He had a shortstop, Mark Belanger, who was a marvelous gloveman but simply could not hit -- career batting average of .228, career slugging percentage .280. But The Blade was a fixture in Weaver's lineups for more than a decade because he helped keep guys like Jim Palmer, Dave McNally and Mike Flanagan in the game for seven innings.
If the O's had the lead late, great; if not, Weaver had a raft of pinch-hitters he could deploy.
One could imagine the Twins trying the same approach in 2017, with Engelb Vielma in the Belanger role.
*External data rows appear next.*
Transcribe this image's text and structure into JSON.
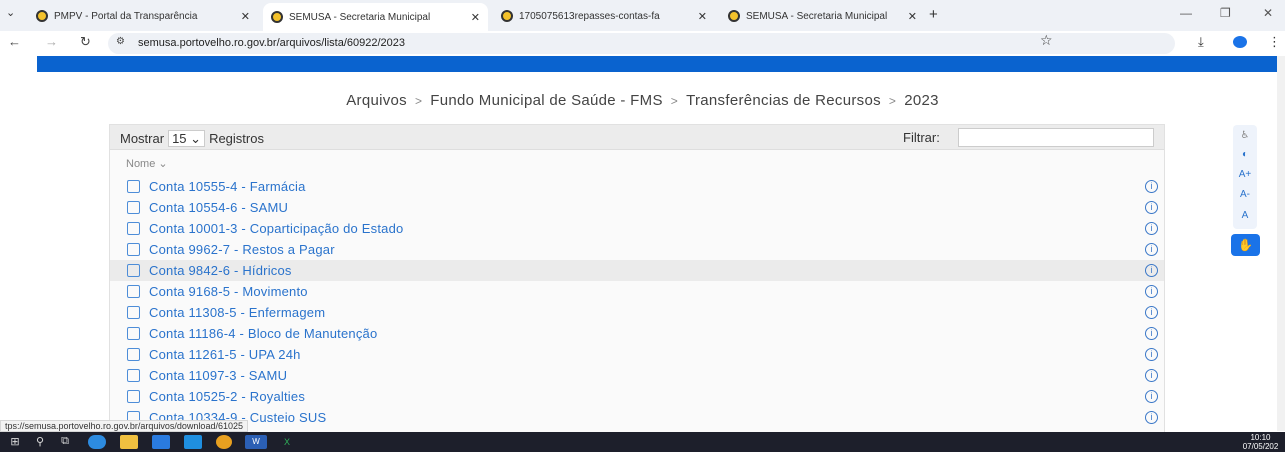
{
  "browser": {
    "tabs": [
      {
        "title": "PMPV - Portal da Transparência",
        "active": false
      },
      {
        "title": "SEMUSA - Secretaria Municipal",
        "active": true
      },
      {
        "title": "1705075613repasses-contas-fa",
        "active": false
      },
      {
        "title": "SEMUSA - Secretaria Municipal",
        "active": false
      }
    ],
    "url": "semusa.portovelho.ro.gov.br/arquivos/lista/60922/2023",
    "status_url": "tps://semusa.portovelho.ro.gov.br/arquivos/download/61025"
  },
  "breadcrumb": [
    "Arquivos",
    "Fundo Municipal de Saúde - FMS",
    "Transferências de Recursos",
    "2023"
  ],
  "table": {
    "show_label": "Mostrar",
    "page_size": "15",
    "records_label": "Registros",
    "filter_label": "Filtrar:",
    "filter_value": "",
    "column_name": "Nome",
    "rows": [
      {
        "label": "Conta 10555-4 - Farmácia",
        "type": "PDF"
      },
      {
        "label": "Conta 10554-6 - SAMU",
        "type": "PDF"
      },
      {
        "label": "Conta 10001-3 - Coparticipação do Estado",
        "type": "XLS"
      },
      {
        "label": "Conta 9962-7 - Restos a Pagar",
        "type": "XLS"
      },
      {
        "label": "Conta 9842-6 - Hídricos",
        "type": "XLS",
        "highlighted": true
      },
      {
        "label": "Conta 9168-5 - Movimento",
        "type": "XLS"
      },
      {
        "label": "Conta 11308-5 - Enfermagem",
        "type": "XLS"
      },
      {
        "label": "Conta 11186-4 - Bloco de Manutenção",
        "type": "XLS"
      },
      {
        "label": "Conta 11261-5 - UPA 24h",
        "type": "XLS"
      },
      {
        "label": "Conta 11097-3 - SAMU",
        "type": "XLS"
      },
      {
        "label": "Conta 10525-2 - Royalties",
        "type": "XLS"
      },
      {
        "label": "Conta 10334-9 - Custeio SUS",
        "type": "XLS"
      }
    ]
  },
  "accessibility": {
    "items": [
      "A+",
      "A-",
      "A"
    ],
    "icons": [
      "accessibility-icon",
      "contrast-icon",
      "sign-language-icon"
    ]
  },
  "clock": {
    "time": "10:10",
    "date": "07/05/202"
  },
  "colors": {
    "brand_blue": "#0a63cf",
    "link_blue": "#2a73cc",
    "taskbar": "#1d1f2b"
  }
}
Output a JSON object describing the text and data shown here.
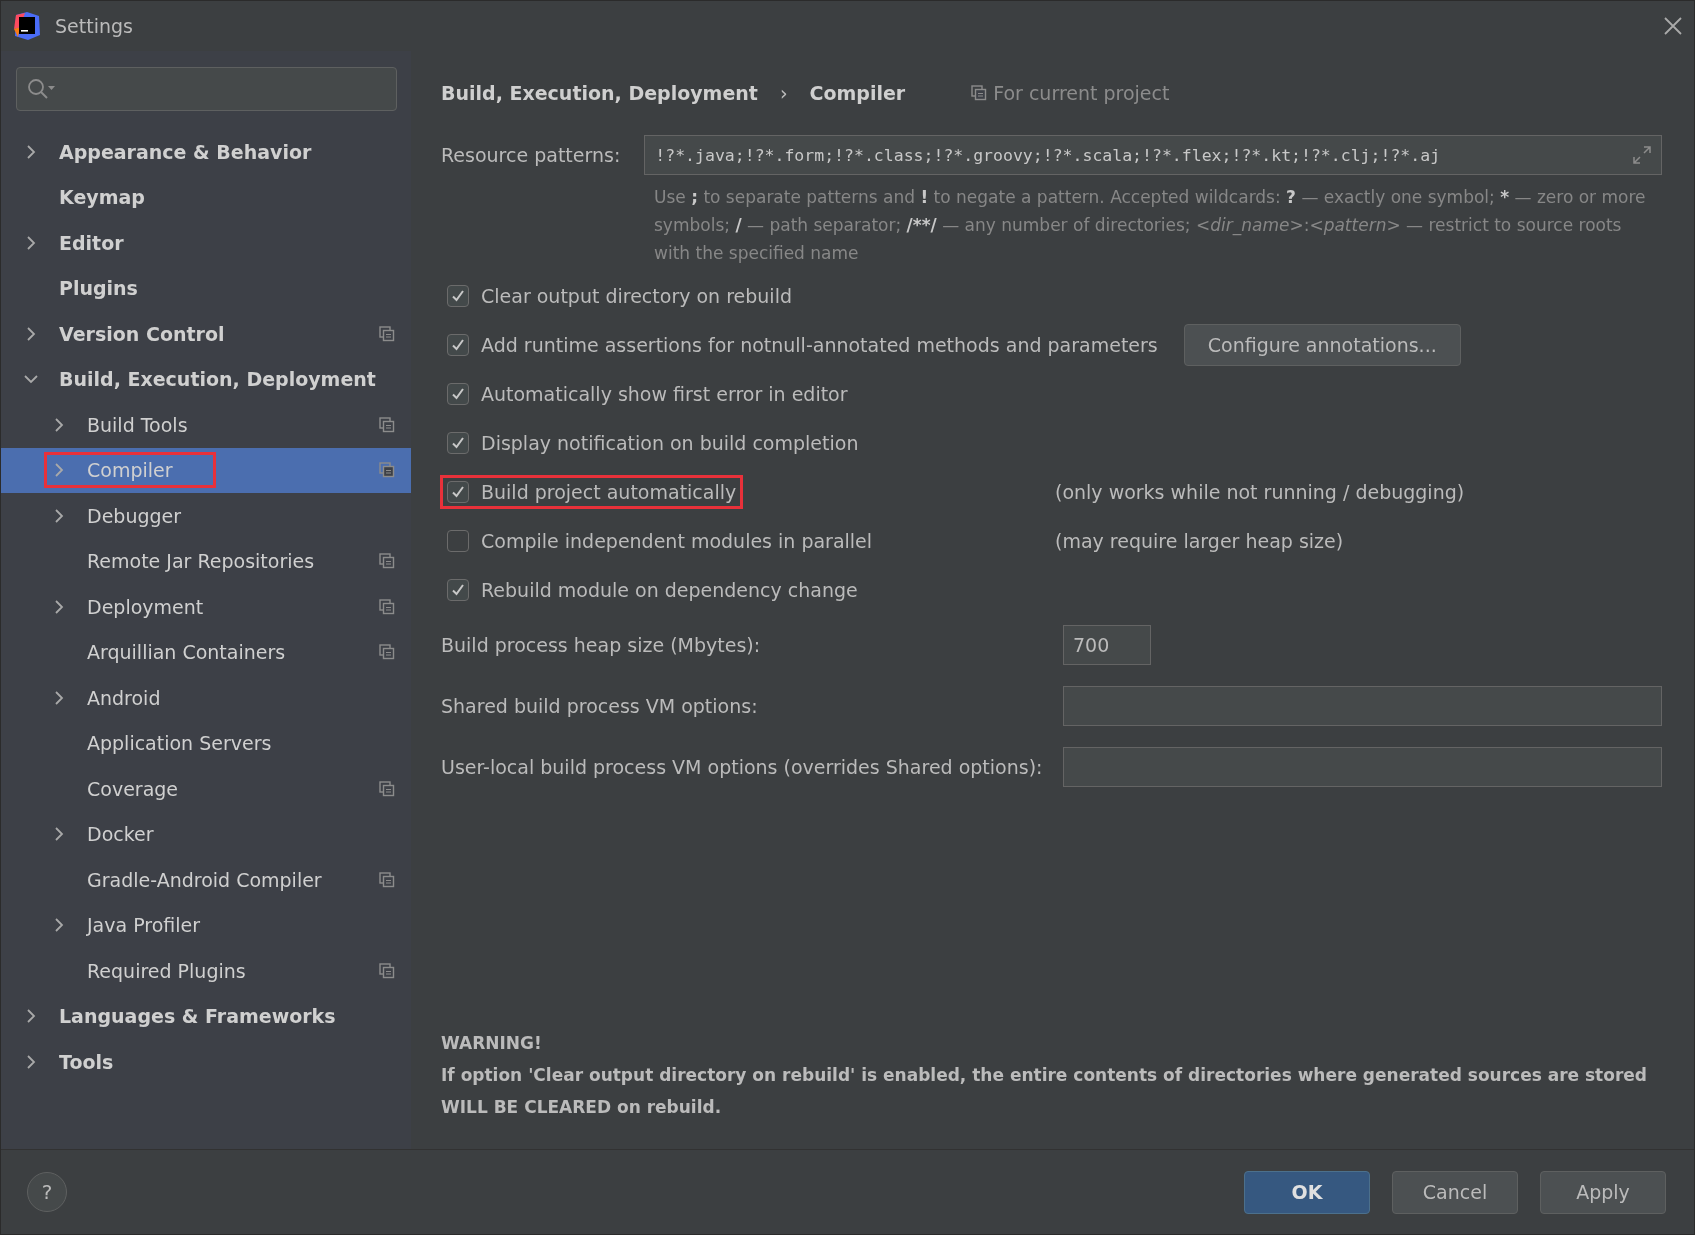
{
  "window": {
    "title": "Settings"
  },
  "sidebar": {
    "items": [
      {
        "label": "Appearance & Behavior",
        "expanded": false,
        "selected": false,
        "highlighted": false,
        "project_scope": false
      },
      {
        "label": "Keymap",
        "selected": false,
        "highlighted": false,
        "project_scope": false
      },
      {
        "label": "Editor",
        "expanded": false,
        "selected": false,
        "highlighted": false,
        "project_scope": false
      },
      {
        "label": "Plugins",
        "selected": false,
        "highlighted": false,
        "project_scope": false
      },
      {
        "label": "Version Control",
        "expanded": false,
        "selected": false,
        "highlighted": false,
        "project_scope": true
      },
      {
        "label": "Build, Execution, Deployment",
        "expanded": true,
        "selected": false,
        "highlighted": false,
        "project_scope": false,
        "children": [
          {
            "label": "Build Tools",
            "expanded": false,
            "selected": false,
            "highlighted": false,
            "project_scope": true
          },
          {
            "label": "Compiler",
            "expanded": false,
            "selected": true,
            "highlighted": true,
            "project_scope": true
          },
          {
            "label": "Debugger",
            "expanded": false,
            "selected": false,
            "highlighted": false,
            "project_scope": false
          },
          {
            "label": "Remote Jar Repositories",
            "selected": false,
            "highlighted": false,
            "project_scope": true
          },
          {
            "label": "Deployment",
            "expanded": false,
            "selected": false,
            "highlighted": false,
            "project_scope": true
          },
          {
            "label": "Arquillian Containers",
            "selected": false,
            "highlighted": false,
            "project_scope": true
          },
          {
            "label": "Android",
            "expanded": false,
            "selected": false,
            "highlighted": false,
            "project_scope": false
          },
          {
            "label": "Application Servers",
            "selected": false,
            "highlighted": false,
            "project_scope": false
          },
          {
            "label": "Coverage",
            "selected": false,
            "highlighted": false,
            "project_scope": true
          },
          {
            "label": "Docker",
            "expanded": false,
            "selected": false,
            "highlighted": false,
            "project_scope": false
          },
          {
            "label": "Gradle-Android Compiler",
            "selected": false,
            "highlighted": false,
            "project_scope": true
          },
          {
            "label": "Java Profiler",
            "expanded": false,
            "selected": false,
            "highlighted": false,
            "project_scope": false
          },
          {
            "label": "Required Plugins",
            "selected": false,
            "highlighted": false,
            "project_scope": true
          }
        ]
      },
      {
        "label": "Languages & Frameworks",
        "expanded": false,
        "selected": false,
        "highlighted": false,
        "project_scope": false
      },
      {
        "label": "Tools",
        "expanded": false,
        "selected": false,
        "highlighted": false,
        "project_scope": false
      }
    ]
  },
  "breadcrumb": {
    "parent": "Build, Execution, Deployment",
    "separator": "›",
    "current": "Compiler",
    "scope": "For current project"
  },
  "resource_patterns": {
    "label": "Resource patterns:",
    "value": "!?*.java;!?*.form;!?*.class;!?*.groovy;!?*.scala;!?*.flex;!?*.kt;!?*.clj;!?*.aj",
    "hint": [
      {
        "kind": "plain",
        "text": "Use "
      },
      {
        "kind": "bold",
        "text": ";"
      },
      {
        "kind": "plain",
        "text": " to separate patterns and "
      },
      {
        "kind": "bold",
        "text": "!"
      },
      {
        "kind": "plain",
        "text": " to negate a pattern. Accepted wildcards: "
      },
      {
        "kind": "bold",
        "text": "?"
      },
      {
        "kind": "plain",
        "text": " — exactly one symbol; "
      },
      {
        "kind": "bold",
        "text": "*"
      },
      {
        "kind": "plain",
        "text": " — zero or more symbols; "
      },
      {
        "kind": "bold",
        "text": "/"
      },
      {
        "kind": "plain",
        "text": " — path separator; "
      },
      {
        "kind": "bold",
        "text": "/**/"
      },
      {
        "kind": "plain",
        "text": " — any number of directories; "
      },
      {
        "kind": "italic",
        "text": "<dir_name>"
      },
      {
        "kind": "plain",
        "text": ":"
      },
      {
        "kind": "italic",
        "text": "<pattern>"
      },
      {
        "kind": "plain",
        "text": " — restrict to source roots with the specified name"
      }
    ]
  },
  "options": [
    {
      "label": "Clear output directory on rebuild",
      "checked": true,
      "highlighted": false
    },
    {
      "label": "Add runtime assertions for notnull-annotated methods and parameters",
      "checked": true,
      "highlighted": false,
      "button": "Configure annotations..."
    },
    {
      "label": "Automatically show first error in editor",
      "checked": true,
      "highlighted": false
    },
    {
      "label": "Display notification on build completion",
      "checked": true,
      "highlighted": false
    },
    {
      "label": "Build project automatically",
      "checked": true,
      "highlighted": true,
      "note": "(only works while not running / debugging)"
    },
    {
      "label": "Compile independent modules in parallel",
      "checked": false,
      "highlighted": false,
      "note": "(may require larger heap size)"
    },
    {
      "label": "Rebuild module on dependency change",
      "checked": true,
      "highlighted": false
    }
  ],
  "fields": [
    {
      "label": "Build process heap size (Mbytes):",
      "value": "700",
      "kind": "short"
    },
    {
      "label": "Shared build process VM options:",
      "kind": "wide"
    },
    {
      "label": "User-local build process VM options (overrides Shared options):",
      "kind": "wide"
    }
  ],
  "warning": {
    "title": "WARNING!",
    "lines": [
      "If option 'Clear output directory on rebuild' is enabled, the entire contents of directories where generated sources are stored",
      "WILL BE CLEARED on rebuild."
    ]
  },
  "footer": {
    "help": "?",
    "buttons": [
      {
        "label": "OK",
        "kind": "primary"
      },
      {
        "label": "Cancel",
        "kind": "default"
      },
      {
        "label": "Apply",
        "kind": "default"
      }
    ]
  }
}
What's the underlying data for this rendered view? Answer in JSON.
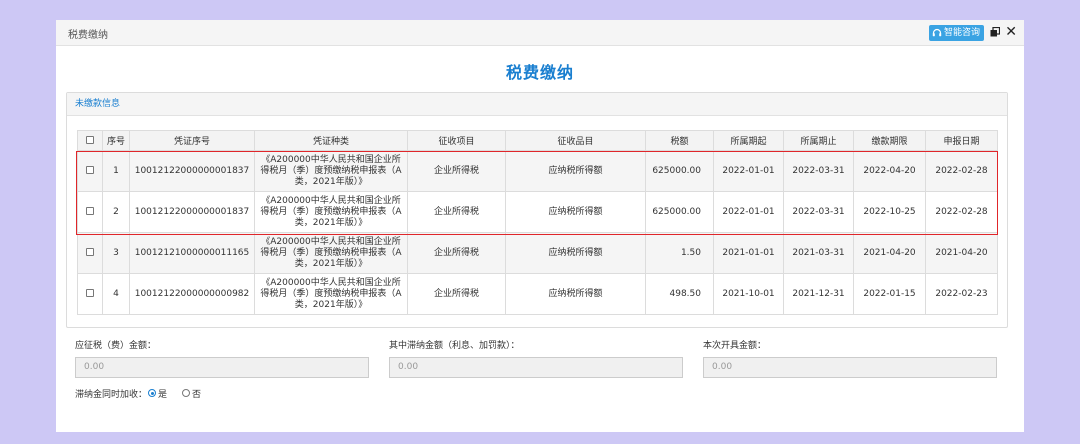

Vielma is a scrawny gloveman -- everybody who has been exposed to him raves about him as a fielder -- who last year hit .271 at Double-A Chattanooga, albeit with no power (just 11 extra base hits). He was added to the 40-man roster this offseason,
The Twins have, depending on how one views Danny Santana, three or four shortstop options on their 40 -- Eduardo Escobar, Jorge Polanco, Vielma, maybe Santana (listed on the team website as an outfielder). I'm confident that Vielma is the best defensive player of the four, and just as confident that he is by far the weakest hitter.
You may remember that last month I published a post about a Baseball America piece about the growing demand for power from shortstops. The idea was that a major league regular has to project to "45" power, fringe average on the 20-80 scouting scale. Vielma, listed at a mere 155 pounds, is almost certainly a 20.
Paul Molitor has shown in his two years as manager little inclination to shake the glove tree. He plays guys he thinks can hit for him. But he's also managing in a different era than Weaver. There were a lot of shortstops in the 1970s with 20 power. That's not the case today. Playing Belanger then wasn't sacrificing as much offense relative to the league as playing Vielma would today.